Many of us are familiar with how we can manipulate Google’s results with quotation marks and negative symbols, for example: apple -mac but that’s not the whole story. By combining these functions you can find products within your price range, research competing websites, and gather guest blogging opportunities.
To get started we’ll look at building an advanced shopping query to really hone in on what you’re looking for. My search query looks like this:
Which basically means:
exact phrase: “4 wheel”
containing any of these words: cabin OR hand
price range is $30..$100
Now I’m seeing some really relevant results without having to churn through lots of options that are over budget or don’t match my specs.
You can build up a search like this quite easily using the google.com/advanced_search
However if you’re wanting to become a confident advanced searcher it’s quicker to learn the shorthand, so bookmark this for later.
Site & keyword
This helps when you kind of already know what type of content you’re after - an article from a news source of a piece of information you’ve come across before but don’t have the exact URL to hand.
Or maybe you wanted to see all the mentions of a person on a site. As this is my article I may as well go down the narcissistic route and use it to Google all the mentions of my name on a site I contribute to like wordtracker.com. Hmm, fascinating.
If Google-ing yourself isn't for you then researching a political figure on a specific newsite is another alternative.
Site & InTitle
This query will return results for the chosen site that have the word “quinoa” in the title tag.
Intitle: can be substituted for inurl: or intext:. If a site has the keyword in the text but not in the title or url it’s an indication that it’s not directly been optimized for that keyword.
You can use this method on your own site or see what other activity there is for other sites in your market.

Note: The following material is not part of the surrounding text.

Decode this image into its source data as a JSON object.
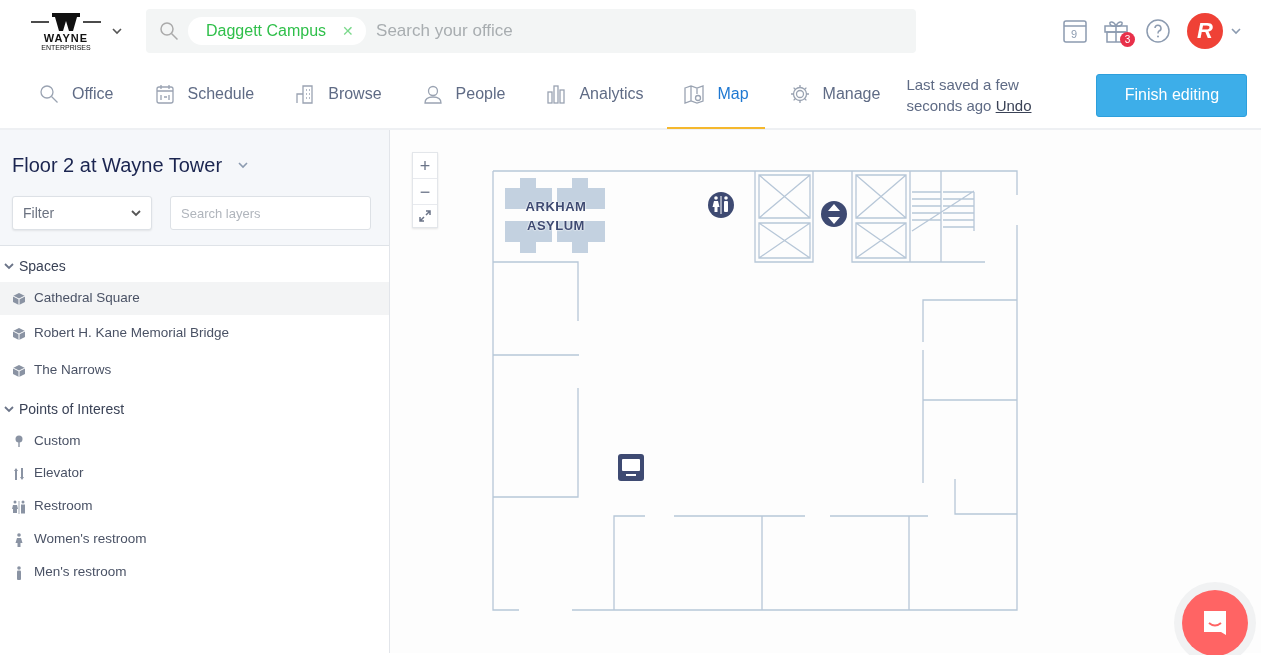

By using related: you easily gather a list of sites in your niche and then check out which of your target keywords they have in their title tags
It seems that the related tag operates solo, so if you add an additional function it ignores it in the results.
Type of website
Perhaps you don’t know the exact website but you’re pretty sure it’s from a university website.
This can be used very effectively to generate leads for websites seeking contributions from writers.
@melanienathan posted this query string on Twitter recently which is a great example of a supercharged search.
A type of file
Maybe you’re after a downloadable document that you can print
You can refine this even further by specifying the type of website like we did above.
Reading level is an interesting option that is available from "Search tools > all results" under your search bar.
I haven’t used it extensively but looks like a useful tool if you’re researching an area that clogged up with result that are too basic or a bit over your head.
It can also help you to analyze content on your own site - Problogger.net has a great article about how to use Google reading level to improve your blog.
I hope I’ve uncovered something new for you to explore and that your next search involves a whole raft of operators so you can find what you’re after in record speed.
Let me know what your experience has been with advanced search techniques, and what works for you.
Many thanks to WhoIsHostingThis.com for this infographic on becoming a Google power user.